To decline a challenge was risky and ill-advised. As The Code of Honor explains, a man who refused a challenge could be “posted.” In other words, a description of his bad behavior would be printed and posted in a public place for all to see, along with notice that he had refused the challenge. Anyone concerned with his reputation would not decline.

Once the duel challenge was accepted, each man (now a principal) announced his official “second.” The seconds’ job was to be an intermediary—to prevent the duel and restore all honor by negotiating a compromise. If the seconds failed to prevent the duel, their job was then to manage all details of the fight to ensure fairness.

You can see Lincoln’s handwritten duel terms, along with a transcript in the Abraham Lincoln Papers at the Library of Congress here. 

First page of Lincon’s handwritten duel instructions and terms.

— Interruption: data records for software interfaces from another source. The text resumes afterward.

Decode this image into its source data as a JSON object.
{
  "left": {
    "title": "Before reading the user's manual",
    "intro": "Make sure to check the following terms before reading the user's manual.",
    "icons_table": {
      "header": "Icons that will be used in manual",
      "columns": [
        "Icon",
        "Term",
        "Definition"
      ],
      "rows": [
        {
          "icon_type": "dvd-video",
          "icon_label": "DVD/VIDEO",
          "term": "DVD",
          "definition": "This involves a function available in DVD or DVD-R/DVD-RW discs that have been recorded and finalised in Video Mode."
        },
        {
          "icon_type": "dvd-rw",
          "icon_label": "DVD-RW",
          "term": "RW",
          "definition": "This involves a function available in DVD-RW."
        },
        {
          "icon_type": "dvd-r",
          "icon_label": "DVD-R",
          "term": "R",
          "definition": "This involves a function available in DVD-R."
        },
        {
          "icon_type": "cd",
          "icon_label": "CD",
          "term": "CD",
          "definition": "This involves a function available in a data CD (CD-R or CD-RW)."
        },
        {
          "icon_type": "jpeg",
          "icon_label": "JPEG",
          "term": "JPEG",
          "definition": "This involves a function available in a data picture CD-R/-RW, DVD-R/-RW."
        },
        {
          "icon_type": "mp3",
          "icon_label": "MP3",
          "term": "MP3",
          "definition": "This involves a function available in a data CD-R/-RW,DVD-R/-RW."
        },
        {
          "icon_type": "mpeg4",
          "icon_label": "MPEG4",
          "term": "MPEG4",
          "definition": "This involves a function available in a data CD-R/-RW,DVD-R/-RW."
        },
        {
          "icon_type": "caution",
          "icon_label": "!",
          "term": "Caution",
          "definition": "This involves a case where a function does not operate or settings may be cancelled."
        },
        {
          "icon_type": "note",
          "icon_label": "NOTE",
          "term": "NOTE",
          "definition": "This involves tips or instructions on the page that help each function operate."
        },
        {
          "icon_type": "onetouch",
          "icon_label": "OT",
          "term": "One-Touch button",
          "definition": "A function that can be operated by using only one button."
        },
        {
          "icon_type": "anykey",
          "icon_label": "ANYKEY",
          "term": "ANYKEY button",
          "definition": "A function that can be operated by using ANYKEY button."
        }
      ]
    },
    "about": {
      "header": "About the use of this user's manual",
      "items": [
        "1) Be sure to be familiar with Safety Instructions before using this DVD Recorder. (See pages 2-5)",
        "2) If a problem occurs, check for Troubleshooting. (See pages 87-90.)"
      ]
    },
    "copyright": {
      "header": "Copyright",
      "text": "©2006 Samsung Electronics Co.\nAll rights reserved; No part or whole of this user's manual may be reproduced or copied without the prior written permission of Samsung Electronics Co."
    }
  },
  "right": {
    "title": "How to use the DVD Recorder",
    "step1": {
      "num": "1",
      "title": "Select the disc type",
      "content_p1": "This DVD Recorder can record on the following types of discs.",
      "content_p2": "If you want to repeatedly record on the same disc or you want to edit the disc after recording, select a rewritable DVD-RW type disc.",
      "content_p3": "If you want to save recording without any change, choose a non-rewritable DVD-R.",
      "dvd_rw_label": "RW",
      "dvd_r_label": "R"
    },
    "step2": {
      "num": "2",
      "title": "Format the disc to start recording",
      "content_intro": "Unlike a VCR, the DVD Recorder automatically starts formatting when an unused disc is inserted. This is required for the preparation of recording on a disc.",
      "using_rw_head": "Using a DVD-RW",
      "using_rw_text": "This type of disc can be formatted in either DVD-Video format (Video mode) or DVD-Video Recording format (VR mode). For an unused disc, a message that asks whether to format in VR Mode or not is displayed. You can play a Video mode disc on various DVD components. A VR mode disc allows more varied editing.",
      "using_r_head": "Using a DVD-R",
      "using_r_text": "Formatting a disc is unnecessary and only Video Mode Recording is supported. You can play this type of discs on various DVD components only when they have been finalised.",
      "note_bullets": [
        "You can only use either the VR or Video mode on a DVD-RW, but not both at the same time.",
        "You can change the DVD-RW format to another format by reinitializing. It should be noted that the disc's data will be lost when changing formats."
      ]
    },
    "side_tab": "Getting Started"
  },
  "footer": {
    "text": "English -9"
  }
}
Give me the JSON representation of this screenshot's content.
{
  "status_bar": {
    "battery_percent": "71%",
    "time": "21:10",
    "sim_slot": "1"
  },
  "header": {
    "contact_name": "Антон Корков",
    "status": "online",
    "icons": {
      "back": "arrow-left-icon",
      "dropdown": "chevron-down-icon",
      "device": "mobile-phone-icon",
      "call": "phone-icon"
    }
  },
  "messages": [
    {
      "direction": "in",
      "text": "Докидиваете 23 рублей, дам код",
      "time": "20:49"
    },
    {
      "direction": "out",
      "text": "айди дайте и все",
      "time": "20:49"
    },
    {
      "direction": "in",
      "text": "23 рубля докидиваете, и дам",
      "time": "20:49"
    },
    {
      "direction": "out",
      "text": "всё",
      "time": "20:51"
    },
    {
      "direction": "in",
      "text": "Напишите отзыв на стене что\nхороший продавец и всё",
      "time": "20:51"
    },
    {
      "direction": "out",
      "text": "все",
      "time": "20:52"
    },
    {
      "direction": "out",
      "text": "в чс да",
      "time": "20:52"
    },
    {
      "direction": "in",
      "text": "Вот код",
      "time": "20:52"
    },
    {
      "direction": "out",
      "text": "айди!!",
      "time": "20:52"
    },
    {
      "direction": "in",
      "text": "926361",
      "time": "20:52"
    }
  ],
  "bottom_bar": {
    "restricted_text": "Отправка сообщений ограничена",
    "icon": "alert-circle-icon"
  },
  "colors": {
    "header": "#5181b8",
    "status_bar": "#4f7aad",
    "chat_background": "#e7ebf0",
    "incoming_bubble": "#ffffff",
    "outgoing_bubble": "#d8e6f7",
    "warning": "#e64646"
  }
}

Note the first term, weapons, at bottom.

An interesting analysis of duels (including the Hamilton-Burr affair), from a 2004 perspective, can be found in Alison LaCroix’s article titled “To Gain the Whole World and Lose His Own Soul: Nineteenth-Century American Dueling as Public Law and Private Code,” published by The University of Chicago Law School’s Unbound.

You’ll find expanded information about the Lincoln-Shields duel through my categorized blog posts linked here. 


Add photos here.

Lincoln—Bloody Island—Site of the Lincoln-Shields Duel

1837 Robert E. Lee map of Bloody Island http://www.stltoday.com/news/multimedia/robert-e-lee-map/image_34f13d87-e7e8-54db-92f6-35e3d79ae863.html

Approximately twenty-five miles from St. Louis, Missouri—smack-dab in the Mississippi River— is a lovely fishing/picnic/nature-rich park called The Lincoln-Shields Recreation Area. Unfortunately, there is no marker on the property to explain the park’s name or its historic significance. For that, you have to cross the river to the Alton, IL shore and find the two information markers.

During my research for ABRAHAM LINCOLN’S DUELING WORDS, I visited the “island”, camera in hand, and found only a few park goers casting their lucky lures into the Mississippi. To each of them, I asked the same question: Do you know where the park’s name originated? Not one person knew the answer—that Abraham Lincoln faced a duel on those shores, long before he knew that he was risking the future of this great country.

Both human intervention and the brushes of time and nature have changed the area a great deal during the 176 years since the duel. For one, channels and roadways have been added to the Missouri side, so the island is practically a peninsula today. It is impossible to know for certain where the original “field of honor” was, but it’s easy to imagine. I walked the trails, made note of foliage, and generally got a feel for the place. I imagined being on the ferry boat—operated by horse-powered windlass— with Lincoln and Shields as they made their way from Alton, IL to the island and an unknown fate.

From the Alton, IL side, looking at what was Bloody Island. This marker incorrectly states that Lincoln did not write “the” letter.
Early primary sources mention the irony of the planned duel to the prison. ***forgive the bird poop on the photo***

At the time of the duel, Bloody Island was a one-mile-long sandbar in the middle of the Mississippi River between Illinois and Missouri. Considered outside the jurisdiction of both states, it became a popular location for duels—hence the menacing name.

Over the generations, the island has been referred to by many names, including Sunflower Island and McPike’s Island. During the Civil War, it was renamed Smallpox Island because Confederate soldiers with smallpox were quarantined and later buried on the island.

Bonus trivia: Five years before the 1842 Lincoln-Shields duel, the U.S. Army sent an officer engineer to help solve the problem of shifting soils that expanded the island and narrowed the shipping channel. The man’s name was Robert E. Lee—who later led the Confederate forces during the Civil War.